I am a member of, and hold holy orders through the Church of the Nazarene (which is a Wesleyan-holiness expression of Methodism). I currently serve as the pastor of two United Methodist churches. - My designation in the Church of the Nazarene is "Special Service / Interdenominational." In the United Methodist Church, I am designated "Other Methodist."

(BTW, there are Nazarenes doing the very thing I am doing in other UM conferences, whose designation is not "Other Methodist." Those conferences are mistaken in their designation. HQ has stated that those serving from any World Methodist Council denomination should be designated "Other Methodist.")

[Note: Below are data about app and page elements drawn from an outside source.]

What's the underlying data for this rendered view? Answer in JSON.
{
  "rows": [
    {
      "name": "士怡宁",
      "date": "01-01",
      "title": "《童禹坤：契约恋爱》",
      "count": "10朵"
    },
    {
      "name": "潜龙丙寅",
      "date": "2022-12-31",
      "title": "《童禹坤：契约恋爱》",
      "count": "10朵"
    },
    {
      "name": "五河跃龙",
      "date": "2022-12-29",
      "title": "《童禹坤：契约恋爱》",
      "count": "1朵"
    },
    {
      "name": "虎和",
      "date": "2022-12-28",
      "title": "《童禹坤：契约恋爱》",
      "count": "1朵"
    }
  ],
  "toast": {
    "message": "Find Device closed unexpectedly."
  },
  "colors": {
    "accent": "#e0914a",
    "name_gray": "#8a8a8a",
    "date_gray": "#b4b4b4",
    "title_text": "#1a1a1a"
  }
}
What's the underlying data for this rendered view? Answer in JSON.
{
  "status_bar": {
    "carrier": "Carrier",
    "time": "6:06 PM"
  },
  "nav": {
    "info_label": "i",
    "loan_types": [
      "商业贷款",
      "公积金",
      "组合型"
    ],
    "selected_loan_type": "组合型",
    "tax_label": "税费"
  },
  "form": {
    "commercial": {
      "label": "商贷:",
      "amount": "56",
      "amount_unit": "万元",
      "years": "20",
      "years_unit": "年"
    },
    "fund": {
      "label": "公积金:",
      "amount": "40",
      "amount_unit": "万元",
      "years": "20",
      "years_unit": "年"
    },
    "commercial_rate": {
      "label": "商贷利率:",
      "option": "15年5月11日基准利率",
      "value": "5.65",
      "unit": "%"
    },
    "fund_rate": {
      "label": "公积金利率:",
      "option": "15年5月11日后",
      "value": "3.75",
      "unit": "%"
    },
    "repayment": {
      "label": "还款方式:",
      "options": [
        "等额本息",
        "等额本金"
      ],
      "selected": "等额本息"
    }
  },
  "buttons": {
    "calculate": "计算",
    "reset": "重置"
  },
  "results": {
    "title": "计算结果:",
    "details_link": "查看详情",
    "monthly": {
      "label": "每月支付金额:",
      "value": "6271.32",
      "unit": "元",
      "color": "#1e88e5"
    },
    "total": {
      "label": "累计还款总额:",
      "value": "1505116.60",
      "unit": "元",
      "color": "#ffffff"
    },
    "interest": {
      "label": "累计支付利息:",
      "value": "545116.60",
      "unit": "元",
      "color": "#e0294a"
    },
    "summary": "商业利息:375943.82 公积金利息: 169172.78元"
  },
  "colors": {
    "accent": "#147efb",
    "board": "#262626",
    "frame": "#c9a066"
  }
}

newenglandsun said...

We were having issues with an old non-denominational church we used to attend a while back. My dad used to teach the college group there and these friends of ours were leaders in the middle school group but some other group ended up taking out the college group. And it was a room that they had all pitched into paint due to a previous compromise with an elder group who asked if they could switch (their group was too big for the smaller room--the elders let us paint it)!

Any way, my parents stopped going to church for a while until I stumbled upon an Evangelical Covenant Church. Our friends discovered that a former middle school pastor at our old church had gone on to become a pastor at a Nazarene Church and so they would go back and forth between churches until eventually, due to the old church's STRONG stances on gender roles being taught to middle schoolers and high schoolers, they left that church permanently.

I started finding the Evangelical Covenant Church a bit stale so I started attending a Ruthenian-Greek Catholic parish (not sure if you're aware of the uniate parishes). But the catechesis was mostly fixated on differentiating itself from other churches so I then started attending Mass with this local group that meets in a mausoleum nearby. They're with the Anglican Church in America (a denomination that nearly became Catholic) which has been responsible for collecting other Continuing Anglican denominations under us. It was there that I was baptized. Hence the Catholic sacramental influence.

But just recently I noticed that both my family's friends and I actually have common ground for discussion--John Wesley. Wesley of course was an old high churchman (before the term was used to describe Anglo-Catholics). Of course, Wesley and I don't always get along as I prefer Anglicanism's more scholastic roots but there's some stuff to extract from him.